(Website and app data records)

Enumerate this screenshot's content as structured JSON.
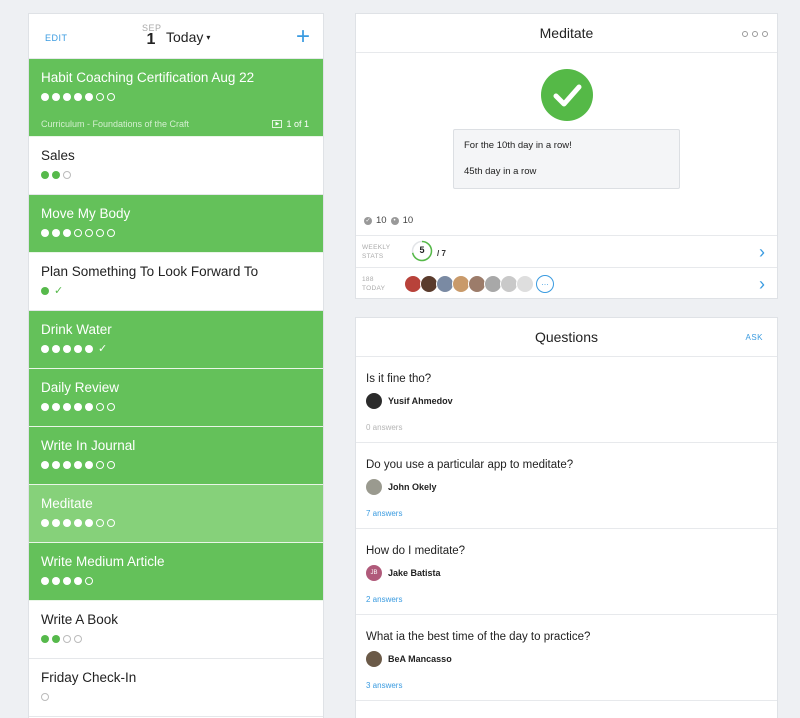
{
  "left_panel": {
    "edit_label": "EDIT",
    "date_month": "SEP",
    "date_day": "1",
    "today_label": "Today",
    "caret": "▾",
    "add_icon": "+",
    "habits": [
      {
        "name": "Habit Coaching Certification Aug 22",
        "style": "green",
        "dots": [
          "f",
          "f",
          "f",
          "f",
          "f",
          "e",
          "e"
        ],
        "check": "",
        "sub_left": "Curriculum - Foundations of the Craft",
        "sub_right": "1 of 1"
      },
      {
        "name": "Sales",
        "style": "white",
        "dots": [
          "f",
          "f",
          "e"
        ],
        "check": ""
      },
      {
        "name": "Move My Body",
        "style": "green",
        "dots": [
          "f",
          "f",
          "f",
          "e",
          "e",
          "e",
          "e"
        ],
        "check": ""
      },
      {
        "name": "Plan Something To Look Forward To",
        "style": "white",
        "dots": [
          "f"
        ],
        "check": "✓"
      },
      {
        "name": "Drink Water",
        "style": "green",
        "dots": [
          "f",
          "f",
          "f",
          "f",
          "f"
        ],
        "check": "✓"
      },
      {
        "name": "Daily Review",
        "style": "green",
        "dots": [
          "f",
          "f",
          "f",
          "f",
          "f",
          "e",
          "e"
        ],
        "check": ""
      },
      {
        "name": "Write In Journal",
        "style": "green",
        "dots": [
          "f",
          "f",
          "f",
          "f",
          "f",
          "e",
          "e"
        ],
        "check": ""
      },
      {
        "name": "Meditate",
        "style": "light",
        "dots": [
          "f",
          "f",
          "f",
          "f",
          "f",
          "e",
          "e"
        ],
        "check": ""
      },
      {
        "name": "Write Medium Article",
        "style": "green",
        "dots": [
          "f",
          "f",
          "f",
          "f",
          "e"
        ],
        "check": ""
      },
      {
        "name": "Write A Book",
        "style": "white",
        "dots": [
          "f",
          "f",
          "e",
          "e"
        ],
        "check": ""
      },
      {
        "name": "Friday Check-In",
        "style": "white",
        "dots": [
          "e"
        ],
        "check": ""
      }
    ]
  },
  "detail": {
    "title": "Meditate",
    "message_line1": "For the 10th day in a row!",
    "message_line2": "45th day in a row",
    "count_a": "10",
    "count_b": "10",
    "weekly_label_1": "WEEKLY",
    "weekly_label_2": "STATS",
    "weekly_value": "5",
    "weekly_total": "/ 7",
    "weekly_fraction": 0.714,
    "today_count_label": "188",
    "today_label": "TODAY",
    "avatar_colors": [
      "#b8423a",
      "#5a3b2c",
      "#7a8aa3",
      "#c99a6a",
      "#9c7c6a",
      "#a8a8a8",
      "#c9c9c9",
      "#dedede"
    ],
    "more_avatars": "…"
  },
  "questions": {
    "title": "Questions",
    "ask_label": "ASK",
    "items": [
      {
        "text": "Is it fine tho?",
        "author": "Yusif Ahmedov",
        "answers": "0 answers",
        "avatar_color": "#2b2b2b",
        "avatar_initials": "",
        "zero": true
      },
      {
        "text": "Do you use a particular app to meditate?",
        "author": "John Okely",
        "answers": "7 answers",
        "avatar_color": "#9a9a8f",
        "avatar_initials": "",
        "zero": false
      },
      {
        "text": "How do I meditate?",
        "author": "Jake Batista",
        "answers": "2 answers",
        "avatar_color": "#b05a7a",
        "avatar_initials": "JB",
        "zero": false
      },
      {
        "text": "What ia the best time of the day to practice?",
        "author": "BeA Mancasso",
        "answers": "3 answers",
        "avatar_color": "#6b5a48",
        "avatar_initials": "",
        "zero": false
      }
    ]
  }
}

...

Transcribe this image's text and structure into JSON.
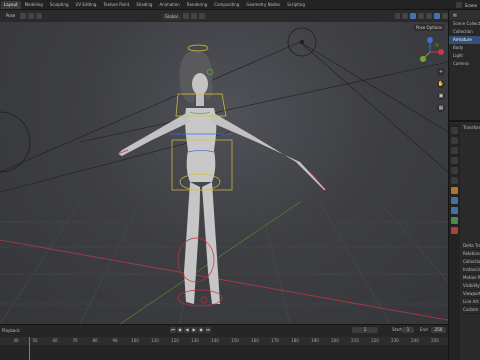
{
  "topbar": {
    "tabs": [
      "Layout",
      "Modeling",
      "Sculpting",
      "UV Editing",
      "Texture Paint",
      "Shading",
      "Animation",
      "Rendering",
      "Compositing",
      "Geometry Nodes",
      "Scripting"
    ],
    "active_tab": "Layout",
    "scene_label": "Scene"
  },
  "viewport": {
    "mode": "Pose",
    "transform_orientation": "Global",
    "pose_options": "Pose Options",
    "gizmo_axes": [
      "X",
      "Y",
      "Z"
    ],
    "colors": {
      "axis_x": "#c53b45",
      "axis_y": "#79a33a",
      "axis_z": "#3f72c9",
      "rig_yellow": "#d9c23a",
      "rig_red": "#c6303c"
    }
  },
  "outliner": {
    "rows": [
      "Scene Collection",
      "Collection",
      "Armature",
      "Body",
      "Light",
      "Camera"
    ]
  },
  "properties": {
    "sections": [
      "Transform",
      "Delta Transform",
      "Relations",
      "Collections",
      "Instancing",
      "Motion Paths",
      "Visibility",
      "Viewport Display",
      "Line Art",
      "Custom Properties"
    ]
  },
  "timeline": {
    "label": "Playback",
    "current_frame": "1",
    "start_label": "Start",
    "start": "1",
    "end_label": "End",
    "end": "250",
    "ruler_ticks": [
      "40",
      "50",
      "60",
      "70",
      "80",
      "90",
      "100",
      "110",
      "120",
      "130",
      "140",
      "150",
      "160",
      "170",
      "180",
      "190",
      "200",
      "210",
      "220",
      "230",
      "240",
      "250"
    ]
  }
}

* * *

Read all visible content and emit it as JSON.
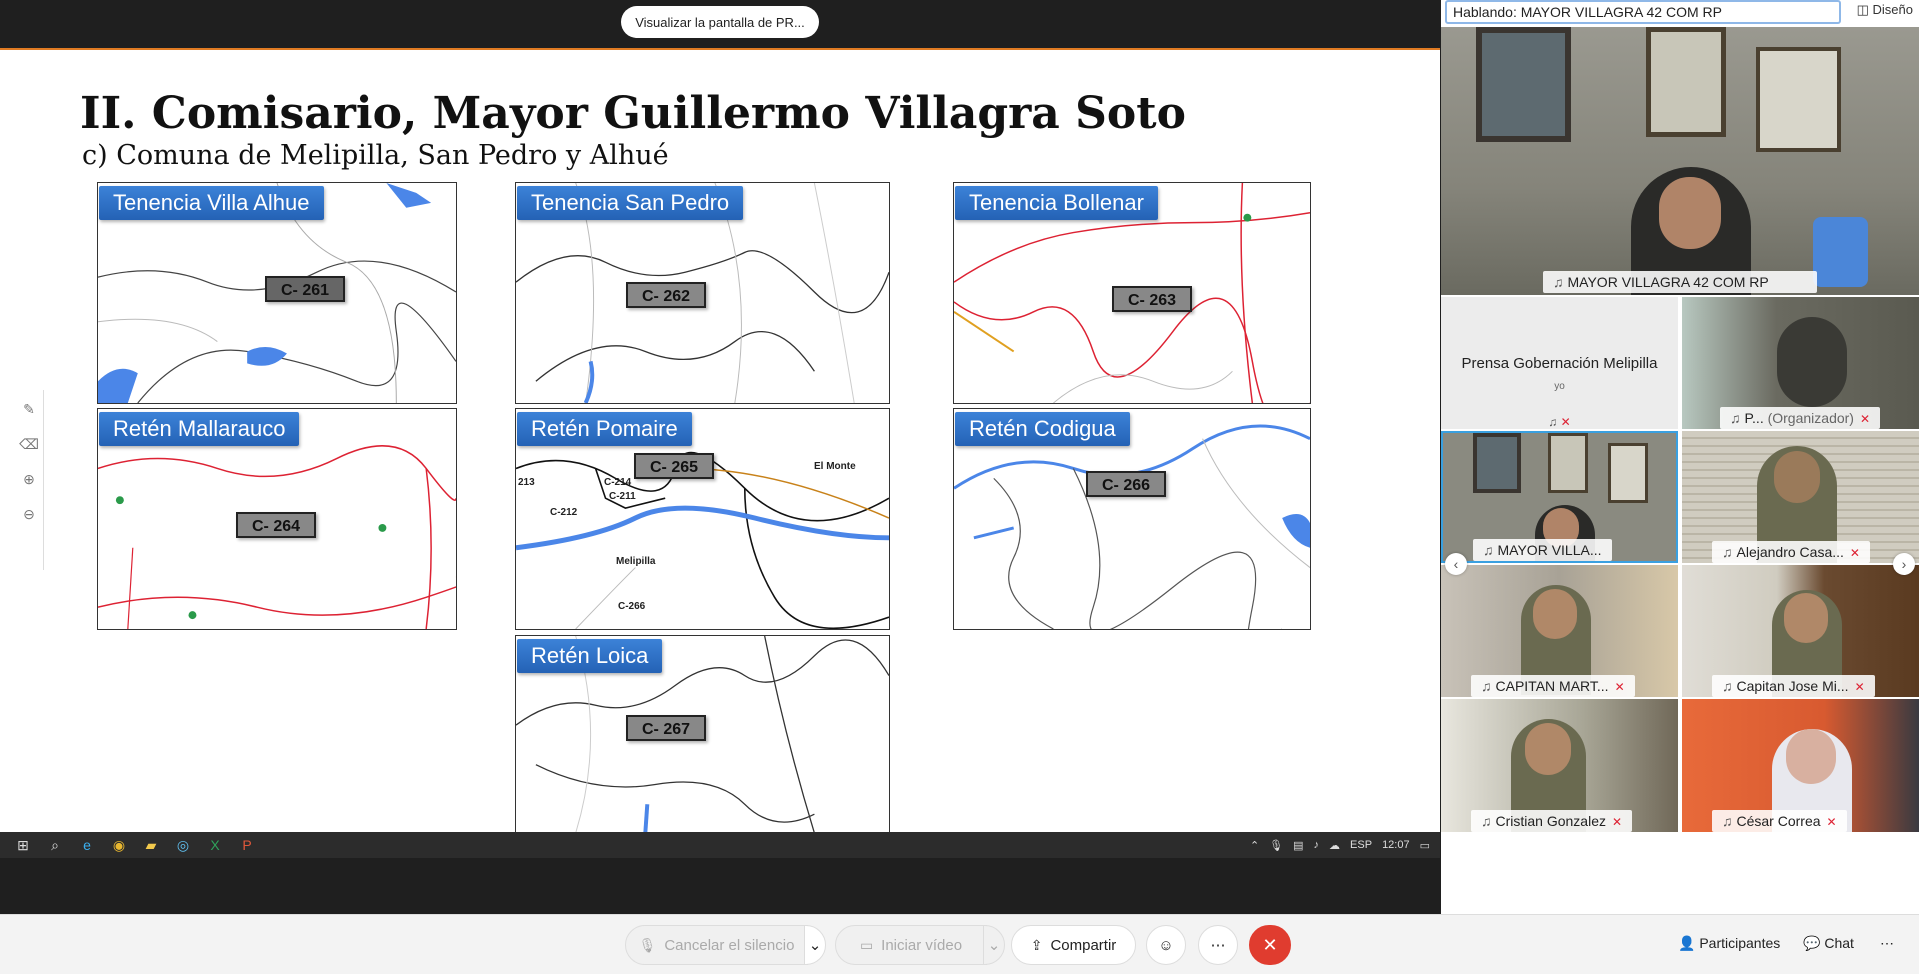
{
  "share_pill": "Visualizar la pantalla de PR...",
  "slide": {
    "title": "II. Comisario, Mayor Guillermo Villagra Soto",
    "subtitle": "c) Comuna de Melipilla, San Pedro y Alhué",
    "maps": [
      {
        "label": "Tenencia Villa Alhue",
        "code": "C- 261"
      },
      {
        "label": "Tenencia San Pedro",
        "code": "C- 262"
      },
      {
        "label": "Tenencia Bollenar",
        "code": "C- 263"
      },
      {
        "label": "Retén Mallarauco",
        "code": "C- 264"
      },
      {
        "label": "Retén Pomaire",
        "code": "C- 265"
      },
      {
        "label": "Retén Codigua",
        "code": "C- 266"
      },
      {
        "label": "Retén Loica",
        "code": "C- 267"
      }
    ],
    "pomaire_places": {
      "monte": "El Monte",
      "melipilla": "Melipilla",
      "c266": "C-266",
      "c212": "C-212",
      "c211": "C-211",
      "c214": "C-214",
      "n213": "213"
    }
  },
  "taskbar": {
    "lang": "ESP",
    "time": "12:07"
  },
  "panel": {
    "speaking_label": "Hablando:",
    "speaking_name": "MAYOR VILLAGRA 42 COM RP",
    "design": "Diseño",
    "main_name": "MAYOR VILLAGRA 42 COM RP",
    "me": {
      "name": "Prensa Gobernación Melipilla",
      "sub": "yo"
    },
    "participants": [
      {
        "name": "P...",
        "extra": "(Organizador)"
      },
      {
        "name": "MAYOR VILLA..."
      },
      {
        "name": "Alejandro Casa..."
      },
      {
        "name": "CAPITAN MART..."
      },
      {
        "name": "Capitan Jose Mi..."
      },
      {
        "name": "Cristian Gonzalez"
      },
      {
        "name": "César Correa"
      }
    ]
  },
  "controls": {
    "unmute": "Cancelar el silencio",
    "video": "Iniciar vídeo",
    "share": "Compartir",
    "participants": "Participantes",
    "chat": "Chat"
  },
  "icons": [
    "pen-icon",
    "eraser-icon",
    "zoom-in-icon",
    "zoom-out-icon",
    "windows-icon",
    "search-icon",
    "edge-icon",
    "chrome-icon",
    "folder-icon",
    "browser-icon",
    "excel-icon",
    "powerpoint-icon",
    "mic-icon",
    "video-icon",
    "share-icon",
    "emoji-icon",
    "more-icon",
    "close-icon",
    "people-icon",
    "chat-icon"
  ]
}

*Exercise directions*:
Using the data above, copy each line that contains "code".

*Response to the exercise*:
        "code": "C- 261"
        "code": "C- 262"
        "code": "C- 263"
        "code": "C- 264"
        "code": "C- 265"
        "code": "C- 266"
        "code": "C- 267"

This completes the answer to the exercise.